The quest to find a simple “off” switch for pain must rank as a major contender for the Holy Grail of neuroscience. But pain is deeply complex, particularly when it becomes established (referred to as “chronic pain”).
In January, we reported how scientists have revealed that gene-therapy might change the lives of people suffering chronic pain. Using a gene-editing tool, they believe they can make selective changes to an individual’s DNA to repress a gene responsible for sending pain signals through the nervous system. Though quietly promising, this process involves complex rewiring at the genetic level, rather than the simple flicking of a virtual switch.
As specialists, we understand chronic pain. Speak today, informally and in complete confidence, to one of our specialist solicitors on 01225 462871 or email us. We are confident you will notice an immediate difference and a very different service from your current solicitors.
Duke University study
Now, a research team at Duke University in the US has discovered a small area of the brain in mice that they believe acutely controls a mouse’s sense of pain. To their surprise, this tiny area turns pain off, not on.
“People do believe there is a central place to relieve pain, that’s why placebos work,” said lead author, Professor Fan Wang. “The question is where in the brain is the centre that can turn off pain.”

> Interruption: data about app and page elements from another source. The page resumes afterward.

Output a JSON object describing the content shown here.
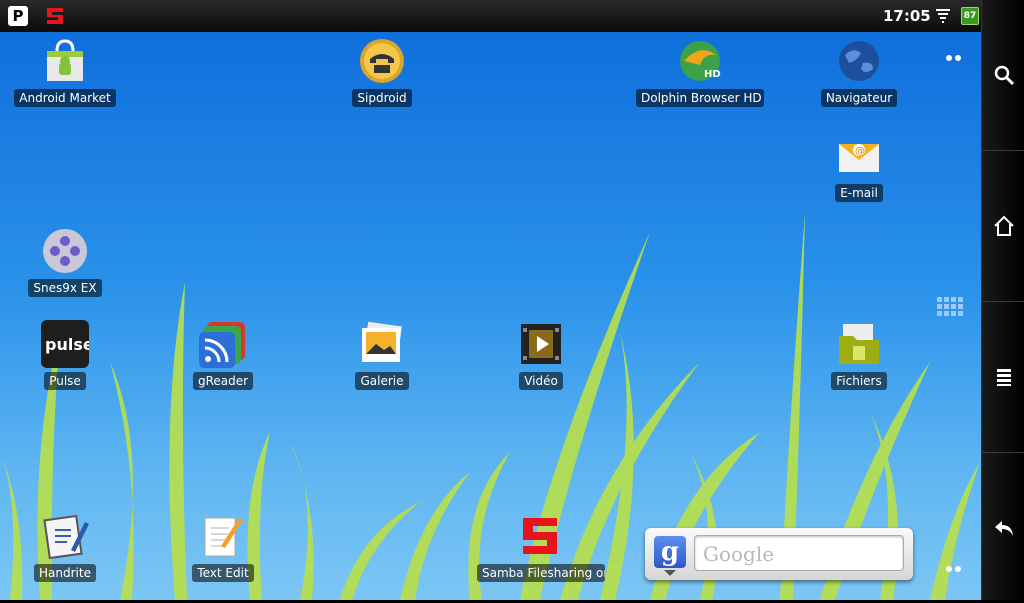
{
  "status": {
    "time": "17:05",
    "battery": "87",
    "notifications": [
      "p-notification-icon",
      "samba-notification-icon"
    ]
  },
  "apps": {
    "market": "Android Market",
    "sipdroid": "Sipdroid",
    "dolphin": "Dolphin Browser HD",
    "navigateur": "Navigateur",
    "email": "E-mail",
    "snes": "Snes9x EX",
    "pulse": "Pulse",
    "greader": "gReader",
    "galerie": "Galerie",
    "video": "Vidéo",
    "fichiers": "Fichiers",
    "handrite": "Handrite",
    "textedit": "Text Edit",
    "samba": "Samba Filesharing on"
  },
  "icon_text": {
    "pulse": "pulse",
    "dolphin_badge": "HD",
    "p_logo": "P"
  },
  "search_widget": {
    "placeholder": "Google",
    "logo": "g"
  },
  "colors": {
    "wallpaper_top": "#0f6fdc",
    "wallpaper_bottom": "#7cc6f4",
    "grass": "#b8e04a",
    "samba_red": "#e8141c"
  }
}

“Most of the previous studies have focused on which regions are turned ON by pain,” she said. “But there are so many regions processing pain, you’d have to turn them all off to stop pain. Whereas this one centre can turn off the pain by itself.”

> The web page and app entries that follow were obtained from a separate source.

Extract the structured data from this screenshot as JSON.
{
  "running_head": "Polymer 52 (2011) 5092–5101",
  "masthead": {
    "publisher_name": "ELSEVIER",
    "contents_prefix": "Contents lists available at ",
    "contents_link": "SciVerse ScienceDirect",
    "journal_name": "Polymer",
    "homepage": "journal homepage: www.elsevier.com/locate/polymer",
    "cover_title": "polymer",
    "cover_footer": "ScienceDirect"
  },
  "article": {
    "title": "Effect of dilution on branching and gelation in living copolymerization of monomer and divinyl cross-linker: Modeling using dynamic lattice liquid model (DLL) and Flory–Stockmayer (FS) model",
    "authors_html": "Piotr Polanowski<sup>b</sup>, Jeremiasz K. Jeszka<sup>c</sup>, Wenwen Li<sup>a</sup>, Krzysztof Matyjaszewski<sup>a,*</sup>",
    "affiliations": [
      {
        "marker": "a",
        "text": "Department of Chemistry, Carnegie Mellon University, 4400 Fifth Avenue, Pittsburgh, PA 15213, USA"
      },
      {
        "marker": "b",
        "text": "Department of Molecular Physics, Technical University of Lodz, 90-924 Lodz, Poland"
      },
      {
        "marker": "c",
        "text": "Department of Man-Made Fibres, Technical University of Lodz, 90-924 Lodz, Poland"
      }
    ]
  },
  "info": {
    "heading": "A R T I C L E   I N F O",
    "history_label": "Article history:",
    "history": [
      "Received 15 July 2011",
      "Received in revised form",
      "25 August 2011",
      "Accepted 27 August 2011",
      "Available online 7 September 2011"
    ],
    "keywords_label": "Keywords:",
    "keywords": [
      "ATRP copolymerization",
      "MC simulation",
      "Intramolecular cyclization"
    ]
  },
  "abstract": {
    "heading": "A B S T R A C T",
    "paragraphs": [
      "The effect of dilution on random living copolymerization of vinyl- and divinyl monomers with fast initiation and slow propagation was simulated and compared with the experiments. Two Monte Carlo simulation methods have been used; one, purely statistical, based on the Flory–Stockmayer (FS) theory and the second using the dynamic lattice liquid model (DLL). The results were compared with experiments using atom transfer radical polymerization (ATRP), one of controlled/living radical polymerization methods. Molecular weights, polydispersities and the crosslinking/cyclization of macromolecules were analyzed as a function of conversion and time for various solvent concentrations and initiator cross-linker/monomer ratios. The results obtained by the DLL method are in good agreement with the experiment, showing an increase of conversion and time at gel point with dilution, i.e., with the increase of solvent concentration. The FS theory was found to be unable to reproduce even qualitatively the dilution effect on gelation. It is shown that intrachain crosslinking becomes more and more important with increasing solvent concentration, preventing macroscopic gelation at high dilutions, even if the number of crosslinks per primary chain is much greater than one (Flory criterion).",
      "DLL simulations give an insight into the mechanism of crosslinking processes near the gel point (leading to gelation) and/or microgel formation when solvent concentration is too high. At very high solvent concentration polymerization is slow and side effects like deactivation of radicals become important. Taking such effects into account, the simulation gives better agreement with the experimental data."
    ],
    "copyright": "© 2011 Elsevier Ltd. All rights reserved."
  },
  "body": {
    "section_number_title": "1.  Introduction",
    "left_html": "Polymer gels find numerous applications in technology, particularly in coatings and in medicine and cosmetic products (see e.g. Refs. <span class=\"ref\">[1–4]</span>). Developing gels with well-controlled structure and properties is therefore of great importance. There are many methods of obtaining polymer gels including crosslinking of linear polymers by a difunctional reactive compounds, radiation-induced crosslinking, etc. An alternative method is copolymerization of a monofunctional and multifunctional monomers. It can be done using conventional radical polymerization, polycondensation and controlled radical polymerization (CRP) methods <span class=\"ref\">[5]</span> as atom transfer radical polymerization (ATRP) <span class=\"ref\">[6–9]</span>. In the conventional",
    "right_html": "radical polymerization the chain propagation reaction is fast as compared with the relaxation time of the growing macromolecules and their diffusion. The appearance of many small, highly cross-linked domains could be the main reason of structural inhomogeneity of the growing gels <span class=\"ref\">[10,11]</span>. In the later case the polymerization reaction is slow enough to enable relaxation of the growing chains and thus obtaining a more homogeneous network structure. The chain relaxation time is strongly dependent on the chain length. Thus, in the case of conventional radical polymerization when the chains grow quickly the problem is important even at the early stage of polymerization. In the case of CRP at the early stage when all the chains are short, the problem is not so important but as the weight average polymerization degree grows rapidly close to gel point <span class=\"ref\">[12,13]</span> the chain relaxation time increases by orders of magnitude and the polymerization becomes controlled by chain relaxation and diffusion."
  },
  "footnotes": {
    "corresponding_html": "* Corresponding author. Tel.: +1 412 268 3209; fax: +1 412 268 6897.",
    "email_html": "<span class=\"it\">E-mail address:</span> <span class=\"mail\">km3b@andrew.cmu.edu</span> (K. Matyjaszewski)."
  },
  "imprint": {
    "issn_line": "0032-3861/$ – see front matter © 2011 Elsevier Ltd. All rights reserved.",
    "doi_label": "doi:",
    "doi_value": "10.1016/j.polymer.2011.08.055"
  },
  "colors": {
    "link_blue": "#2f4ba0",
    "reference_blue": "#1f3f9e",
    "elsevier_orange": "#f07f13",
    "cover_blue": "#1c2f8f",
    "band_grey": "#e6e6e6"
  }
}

One reason why this centre has only now been discovered is that it is located in an unexpected place, the amygdala, an area which is known to be linked to the experience of negative emotions and responses such as anxiety and our hard-wired fight or flight response. The researchers were surprised to discover that this tiny area, which they have named the “CeAga neurons”, is connected to many different areas of the brain.
Why are they looking at the brains of mice?
Believe it or not, the architecture of the human and mouse brain is very similar. Even viewed through a high-quality microscope, at first glance a neuroscientist might struggle to confirm whether a brain tissue sample belonged to a mouse or a human. Compared to humans, mice have a relatively large, central amygdala – humans have two, one in each temporal lobe – but the researchers believe we are likely to have a similar system for controlling pain.
What is the next step?
While the researchers have found that general anaesthesia activates the CeAga neurons’ “pain off” process, clearly that does not provide a practical, everyday application for their discovery! They are therefore searching for a drug that activates only those cells. Interestingly, they have also discovered that low-dose ketamine, a sometimes-controversial anaesthetic drug that allows sensation but blocks pain, activates the CeAga neurons, and that the activity of those cells is necessary for ketamine to work.
The possibilities presented by the discovery of the CeAga neurons, combined with the huge market potential for an effective pain-switch drug, will not have gone unnoticed in the pharma-industry. Their deep pockets and expertise may well help to fast-track the necessary research. In reality though, even if swift progress is made, it is likely to be some years before any drug comes to market.